According to a startling statistical figure from WHO, in 2012, some 7 million people died – one in eight of total global deaths – resulting from various types of exposure to air pollution. Considering the sheer scale of this global health predicament, solutions are more than welcome – and one of the latter potentially comes forth in the form of the aptly named CityTree. Contrived by Green City Solutions, the engineered ‘organism’ in question is touted to have the air-purifying capacity of 275 actual trees.

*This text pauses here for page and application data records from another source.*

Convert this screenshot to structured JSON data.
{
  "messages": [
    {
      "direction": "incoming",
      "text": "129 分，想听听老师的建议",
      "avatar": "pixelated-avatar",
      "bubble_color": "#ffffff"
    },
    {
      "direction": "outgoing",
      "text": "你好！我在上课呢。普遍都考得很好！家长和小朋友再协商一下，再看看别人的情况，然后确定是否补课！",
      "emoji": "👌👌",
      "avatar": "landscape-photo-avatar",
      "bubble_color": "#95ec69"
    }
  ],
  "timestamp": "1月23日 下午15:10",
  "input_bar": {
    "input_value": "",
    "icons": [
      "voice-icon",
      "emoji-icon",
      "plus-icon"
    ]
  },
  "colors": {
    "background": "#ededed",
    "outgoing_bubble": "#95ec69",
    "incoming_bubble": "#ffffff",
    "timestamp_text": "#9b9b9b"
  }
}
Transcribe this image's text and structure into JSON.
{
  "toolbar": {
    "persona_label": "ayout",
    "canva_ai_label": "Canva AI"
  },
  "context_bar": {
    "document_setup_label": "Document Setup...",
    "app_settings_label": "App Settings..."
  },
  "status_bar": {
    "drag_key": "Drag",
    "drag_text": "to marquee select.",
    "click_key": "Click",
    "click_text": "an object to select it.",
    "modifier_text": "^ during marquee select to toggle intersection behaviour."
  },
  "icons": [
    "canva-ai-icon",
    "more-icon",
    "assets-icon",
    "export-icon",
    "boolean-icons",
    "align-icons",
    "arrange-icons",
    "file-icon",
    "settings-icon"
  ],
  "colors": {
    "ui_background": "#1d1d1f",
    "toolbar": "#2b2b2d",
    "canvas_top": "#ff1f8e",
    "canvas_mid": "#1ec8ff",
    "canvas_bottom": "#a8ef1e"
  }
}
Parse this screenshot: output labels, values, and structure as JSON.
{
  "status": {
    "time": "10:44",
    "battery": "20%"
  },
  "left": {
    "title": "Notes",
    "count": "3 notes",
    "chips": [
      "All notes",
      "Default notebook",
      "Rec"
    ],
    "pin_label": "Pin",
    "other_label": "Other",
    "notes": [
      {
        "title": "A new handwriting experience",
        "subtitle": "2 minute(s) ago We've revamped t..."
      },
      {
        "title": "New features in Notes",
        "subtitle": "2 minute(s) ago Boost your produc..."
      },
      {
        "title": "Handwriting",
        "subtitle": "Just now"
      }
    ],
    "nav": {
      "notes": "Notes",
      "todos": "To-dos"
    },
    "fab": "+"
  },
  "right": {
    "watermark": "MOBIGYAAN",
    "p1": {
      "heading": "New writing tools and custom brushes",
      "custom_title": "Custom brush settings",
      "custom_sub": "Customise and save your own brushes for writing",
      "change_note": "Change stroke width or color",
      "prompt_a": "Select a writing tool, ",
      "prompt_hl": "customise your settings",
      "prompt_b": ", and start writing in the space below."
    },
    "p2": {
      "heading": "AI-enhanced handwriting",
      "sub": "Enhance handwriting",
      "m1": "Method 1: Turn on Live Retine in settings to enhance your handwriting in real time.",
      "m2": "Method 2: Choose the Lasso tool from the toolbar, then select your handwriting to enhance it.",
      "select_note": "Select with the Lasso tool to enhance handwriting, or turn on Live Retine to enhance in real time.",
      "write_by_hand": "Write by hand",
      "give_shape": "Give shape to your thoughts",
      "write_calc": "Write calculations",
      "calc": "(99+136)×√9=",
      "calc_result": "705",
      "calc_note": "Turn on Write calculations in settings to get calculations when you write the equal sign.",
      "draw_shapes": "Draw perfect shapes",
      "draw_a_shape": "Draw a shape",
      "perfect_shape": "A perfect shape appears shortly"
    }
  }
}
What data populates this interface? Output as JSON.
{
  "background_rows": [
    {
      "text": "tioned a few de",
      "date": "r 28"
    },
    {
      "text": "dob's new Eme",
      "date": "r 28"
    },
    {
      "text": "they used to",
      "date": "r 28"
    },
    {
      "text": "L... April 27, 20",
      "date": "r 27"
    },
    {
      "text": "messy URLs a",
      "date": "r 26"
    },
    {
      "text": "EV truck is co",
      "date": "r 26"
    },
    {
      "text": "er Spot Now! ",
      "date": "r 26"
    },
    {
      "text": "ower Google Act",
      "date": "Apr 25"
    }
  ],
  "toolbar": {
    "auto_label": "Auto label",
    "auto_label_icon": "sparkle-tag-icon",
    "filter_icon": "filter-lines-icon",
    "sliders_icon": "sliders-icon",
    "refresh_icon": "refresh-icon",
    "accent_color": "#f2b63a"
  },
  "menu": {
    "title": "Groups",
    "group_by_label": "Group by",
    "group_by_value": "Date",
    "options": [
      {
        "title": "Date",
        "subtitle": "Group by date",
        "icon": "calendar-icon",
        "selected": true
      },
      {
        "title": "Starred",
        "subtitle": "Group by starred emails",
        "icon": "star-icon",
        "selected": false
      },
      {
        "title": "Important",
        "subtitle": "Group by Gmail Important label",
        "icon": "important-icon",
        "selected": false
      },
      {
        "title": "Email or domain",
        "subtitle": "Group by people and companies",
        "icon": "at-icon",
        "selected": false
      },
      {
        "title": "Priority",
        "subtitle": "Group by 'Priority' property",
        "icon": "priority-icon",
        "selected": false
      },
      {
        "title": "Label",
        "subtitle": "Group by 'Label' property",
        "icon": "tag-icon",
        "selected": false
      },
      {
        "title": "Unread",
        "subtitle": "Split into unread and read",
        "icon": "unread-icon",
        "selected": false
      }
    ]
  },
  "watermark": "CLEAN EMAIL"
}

This naturally raises the question – what exactly is the CityTree composed of? Well according to its designers, the contrivance is basically a moss culture enclosed within a nifty rectangular compartment. In fact, the dimensions of the product equate to only 13 ft of height, 10 ft of width, and 7 ft of depth. However in spite of its compact bearing, the very nature of moss culture allows it to have far greater leaf surface area than any other plant life. In essence, the advantage of larger surface area allows the moss to effectively mitigate and filter dust particles, nitrogen dioxide and ozone content from the proximate air, while also reducing the temperature of the surrounding space.

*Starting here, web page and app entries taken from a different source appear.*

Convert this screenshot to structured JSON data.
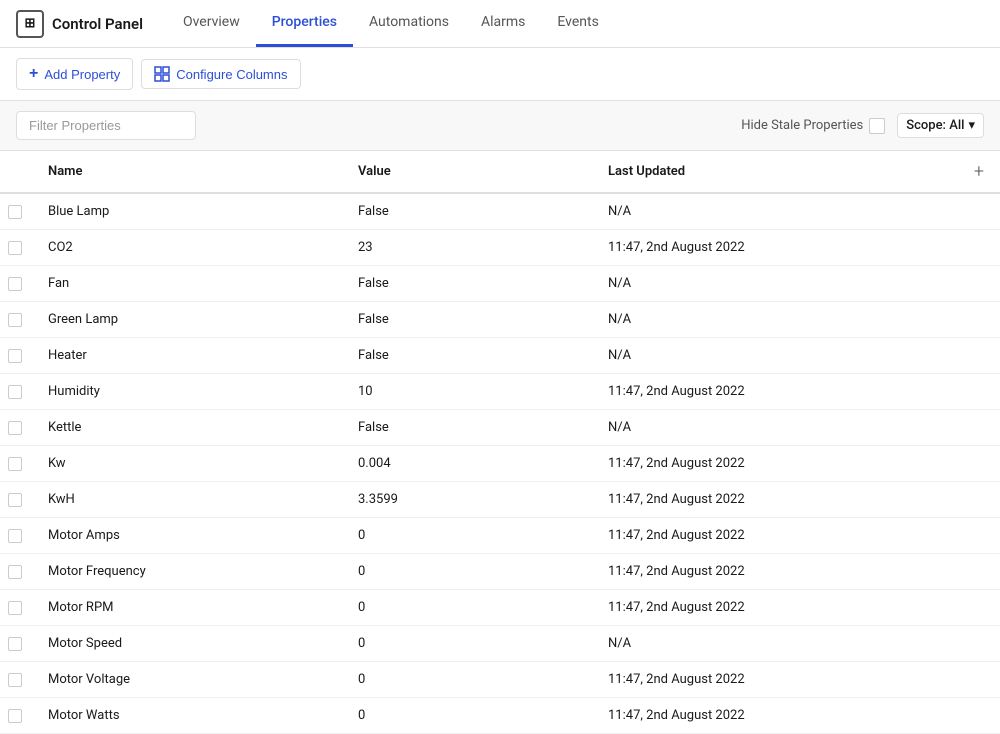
{
  "brand": {
    "label": "Control Panel",
    "icon": "⊞"
  },
  "nav": {
    "tabs": [
      {
        "id": "overview",
        "label": "Overview",
        "active": false
      },
      {
        "id": "properties",
        "label": "Properties",
        "active": true
      },
      {
        "id": "automations",
        "label": "Automations",
        "active": false
      },
      {
        "id": "alarms",
        "label": "Alarms",
        "active": false
      },
      {
        "id": "events",
        "label": "Events",
        "active": false
      }
    ]
  },
  "toolbar": {
    "add_property_label": "Add Property",
    "configure_columns_label": "Configure Columns"
  },
  "filter": {
    "placeholder": "Filter Properties",
    "hide_stale_label": "Hide Stale Properties",
    "scope_label": "Scope: All"
  },
  "table": {
    "columns": [
      {
        "id": "name",
        "label": "Name"
      },
      {
        "id": "value",
        "label": "Value"
      },
      {
        "id": "last_updated",
        "label": "Last Updated"
      }
    ],
    "rows": [
      {
        "name": "Blue Lamp",
        "value": "False",
        "last_updated": "N/A"
      },
      {
        "name": "CO2",
        "value": "23",
        "last_updated": "11:47, 2nd August 2022"
      },
      {
        "name": "Fan",
        "value": "False",
        "last_updated": "N/A"
      },
      {
        "name": "Green Lamp",
        "value": "False",
        "last_updated": "N/A"
      },
      {
        "name": "Heater",
        "value": "False",
        "last_updated": "N/A"
      },
      {
        "name": "Humidity",
        "value": "10",
        "last_updated": "11:47, 2nd August 2022"
      },
      {
        "name": "Kettle",
        "value": "False",
        "last_updated": "N/A"
      },
      {
        "name": "Kw",
        "value": "0.004",
        "last_updated": "11:47, 2nd August 2022"
      },
      {
        "name": "KwH",
        "value": "3.3599",
        "last_updated": "11:47, 2nd August 2022"
      },
      {
        "name": "Motor Amps",
        "value": "0",
        "last_updated": "11:47, 2nd August 2022"
      },
      {
        "name": "Motor Frequency",
        "value": "0",
        "last_updated": "11:47, 2nd August 2022"
      },
      {
        "name": "Motor RPM",
        "value": "0",
        "last_updated": "11:47, 2nd August 2022"
      },
      {
        "name": "Motor Speed",
        "value": "0",
        "last_updated": "N/A"
      },
      {
        "name": "Motor Voltage",
        "value": "0",
        "last_updated": "11:47, 2nd August 2022"
      },
      {
        "name": "Motor Watts",
        "value": "0",
        "last_updated": "11:47, 2nd August 2022"
      }
    ]
  },
  "colors": {
    "active_tab": "#2c4fd6",
    "brand_text": "#2c4fd6"
  }
}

Now interestingly, the ‘green’ side of the technology doesn’t just stop with the purifying of air. The designers have made it clear that the operative scope of the CityTree is fueled by installed solar panels (as a part of the system) and the concocted energy is further stored in batteries. This is complemented by an autonomous provision of water and nutrients, aided by a built-in tank (that is also equipped to collect rainwater). The autonomous factor is rather improved with pollution sensors that can analyse the soil humidity, the local air quality and the working status of the CityTree itself.

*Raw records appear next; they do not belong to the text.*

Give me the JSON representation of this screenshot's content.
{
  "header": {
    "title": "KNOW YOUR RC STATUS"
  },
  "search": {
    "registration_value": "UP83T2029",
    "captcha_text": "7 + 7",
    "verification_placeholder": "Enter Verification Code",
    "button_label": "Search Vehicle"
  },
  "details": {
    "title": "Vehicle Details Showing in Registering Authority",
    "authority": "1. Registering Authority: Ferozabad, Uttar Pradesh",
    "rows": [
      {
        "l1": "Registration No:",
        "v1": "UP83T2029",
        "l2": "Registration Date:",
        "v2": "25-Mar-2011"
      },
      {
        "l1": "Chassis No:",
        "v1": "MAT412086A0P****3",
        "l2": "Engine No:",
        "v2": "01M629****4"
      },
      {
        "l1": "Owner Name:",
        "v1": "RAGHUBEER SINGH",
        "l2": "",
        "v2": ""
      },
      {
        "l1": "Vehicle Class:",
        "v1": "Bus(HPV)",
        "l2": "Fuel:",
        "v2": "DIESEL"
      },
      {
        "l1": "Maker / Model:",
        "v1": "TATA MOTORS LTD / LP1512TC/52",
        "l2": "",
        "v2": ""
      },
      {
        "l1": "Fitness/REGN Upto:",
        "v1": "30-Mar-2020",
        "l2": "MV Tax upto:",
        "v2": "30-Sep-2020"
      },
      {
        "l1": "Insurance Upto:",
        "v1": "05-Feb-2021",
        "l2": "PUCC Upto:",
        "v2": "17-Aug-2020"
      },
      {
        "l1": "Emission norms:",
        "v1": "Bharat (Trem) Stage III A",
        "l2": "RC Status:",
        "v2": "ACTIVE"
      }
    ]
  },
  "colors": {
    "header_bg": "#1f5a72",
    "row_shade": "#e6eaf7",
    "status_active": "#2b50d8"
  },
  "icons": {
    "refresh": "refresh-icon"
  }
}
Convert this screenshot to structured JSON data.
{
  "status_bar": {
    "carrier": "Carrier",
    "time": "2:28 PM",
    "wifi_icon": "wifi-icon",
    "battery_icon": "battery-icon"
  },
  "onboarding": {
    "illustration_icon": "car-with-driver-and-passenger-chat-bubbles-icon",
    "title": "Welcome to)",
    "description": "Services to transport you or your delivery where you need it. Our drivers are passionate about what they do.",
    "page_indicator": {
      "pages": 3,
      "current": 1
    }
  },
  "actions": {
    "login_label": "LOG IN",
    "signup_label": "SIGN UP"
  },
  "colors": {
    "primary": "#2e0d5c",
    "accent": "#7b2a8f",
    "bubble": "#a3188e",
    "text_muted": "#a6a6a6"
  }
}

When translated to figures, the green contraption can accumulate over 250 g of particular matter each day, while contributing to the removal of 240 metric tons of carbon dioxide each year. And the best part is – CityTree has been successfully installed in at least 20 cities around the world, including Oslo, Paris, Brussels and Hong Kong. And while its $25,000 price tag is a bit on the higher side, the designers are confident that the ultimate advantage far outweighs the initial cost, especially in cramped urban conditions that are not conducive to planting trees. To that end, the company is already looking forth to introduce their solution to India, a fast emerging market for green technology.